https://static-content.springer.com/image/art%3A10.1007%2Fs10531-009-9763-7/MediaObjects/10531_2009_9763_Fig3_HTML.gif
Fig. 3

Conceptual diagram of the effect of anthropogenic stressors on community heterogeneity and biodiversity

The interplay observed between α-, β- and γ-diversity has a major implication for resilience. Rare species have been implicated as providing insurance and functional resilience against change (Walker 1992; Lawton and Brown 1993; Naeem and Li 1997; Yachi and Loreau 1999). The percentage of rare species (those found in only one or two samples) we observed at our least contaminated site (42%) was similar to other figures reported for marine systems (Schlacher et al. 1998; Shin and Ellingsen 2004; Ellingsen et al. 2007). Moreover, our rare species appeared more sensitive to our stressor than many of the more common species as the percentage of rare species dropped to 18% at the most contaminated site, similar to findings by Hewitt et al. (2009), and most of the rare species found at the least contaminated site did not become more common over the contaminant gradient.

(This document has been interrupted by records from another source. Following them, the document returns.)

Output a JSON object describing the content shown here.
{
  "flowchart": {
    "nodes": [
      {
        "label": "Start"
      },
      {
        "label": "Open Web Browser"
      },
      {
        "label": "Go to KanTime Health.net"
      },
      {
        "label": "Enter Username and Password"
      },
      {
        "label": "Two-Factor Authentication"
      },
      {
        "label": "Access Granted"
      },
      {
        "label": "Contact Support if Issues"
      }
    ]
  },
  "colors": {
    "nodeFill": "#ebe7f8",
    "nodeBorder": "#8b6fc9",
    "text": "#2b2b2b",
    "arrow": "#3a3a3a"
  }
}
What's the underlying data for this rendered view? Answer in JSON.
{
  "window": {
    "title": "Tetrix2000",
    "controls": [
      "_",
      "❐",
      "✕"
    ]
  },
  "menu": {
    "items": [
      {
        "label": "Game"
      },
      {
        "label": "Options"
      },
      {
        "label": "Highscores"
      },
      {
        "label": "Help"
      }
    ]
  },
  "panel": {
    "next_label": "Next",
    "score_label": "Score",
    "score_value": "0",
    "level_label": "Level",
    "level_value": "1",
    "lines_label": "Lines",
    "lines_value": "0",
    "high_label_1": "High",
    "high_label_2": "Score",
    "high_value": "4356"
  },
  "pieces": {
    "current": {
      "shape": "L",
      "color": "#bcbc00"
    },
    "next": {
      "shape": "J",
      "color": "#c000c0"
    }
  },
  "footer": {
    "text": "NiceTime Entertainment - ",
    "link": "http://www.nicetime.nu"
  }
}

This suggests that communities with a high proportion of rare species may prove less resilient, as indicated by early studies of species abundance distributions under stress (e.g., Whittaker 1975; Gray and Mirza 1979). In this case the stressor is likely to have an increasing effect, rapidly approaching a threshold, over which a regime shift occurs. As many rare species are large and often functionally important (Loreau et al. 2001; Thrush and Dayton 2002), their response to stressors is crucial for functional resilience. Our empirical results therefore give new impetus to the need to include the response of γ- and β-diversity and rare species into theoretical models predicting resilience and regime shifts and to empirical studies trying to understand the role of rare species in different systems.

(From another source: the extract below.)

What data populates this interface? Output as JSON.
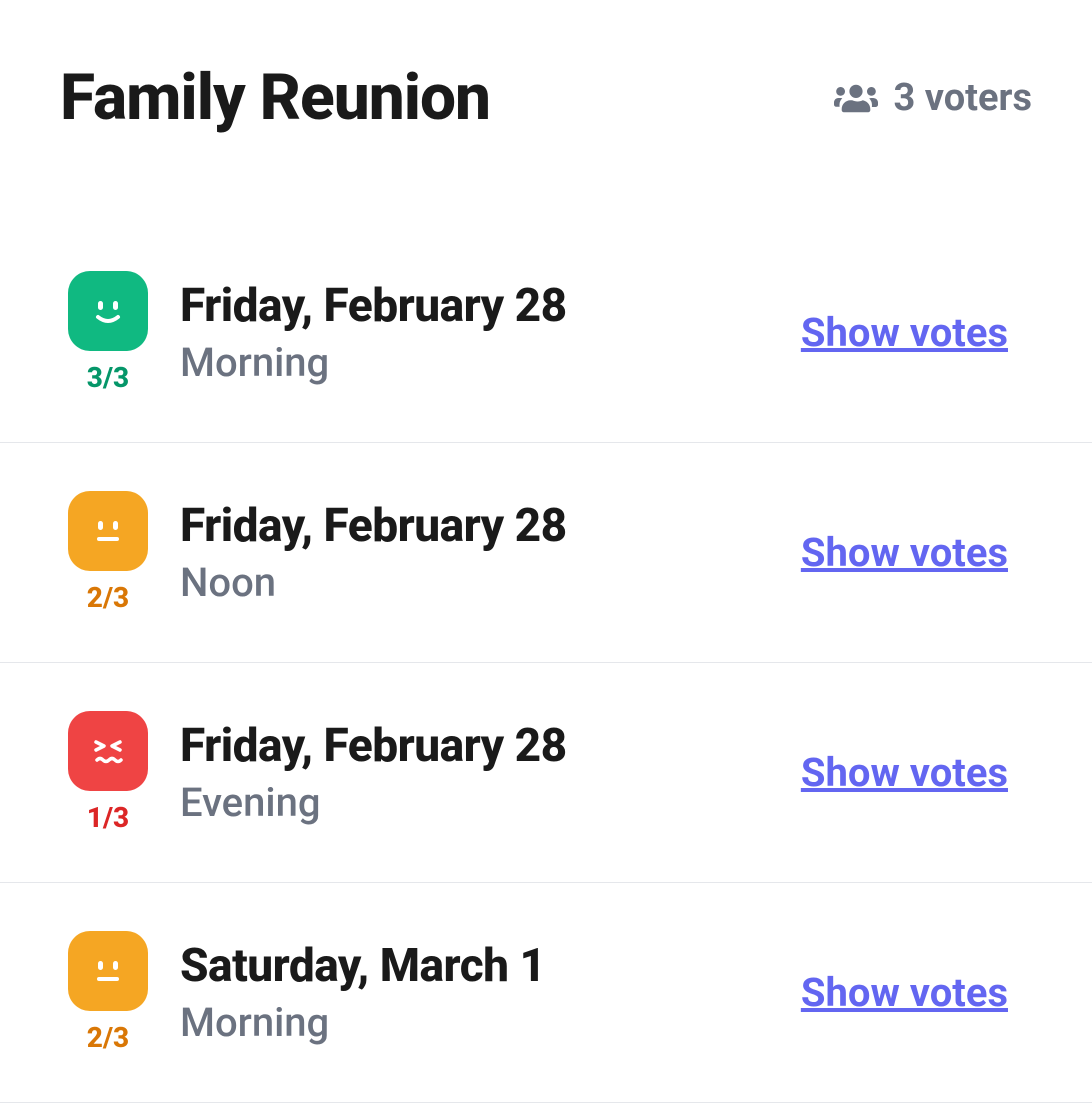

Acknowledgments

The authors thank the New Zealand Foundation for Science and Technology (C01X0504) for provided funding for this work. Thanks also to David Hawksworth, who as editor encouraged us to revise the paper, and to 2 anonymous reviewers, whose suggestions improved the paper.

Copyright information

© Springer Science+Business Media B.V. 2009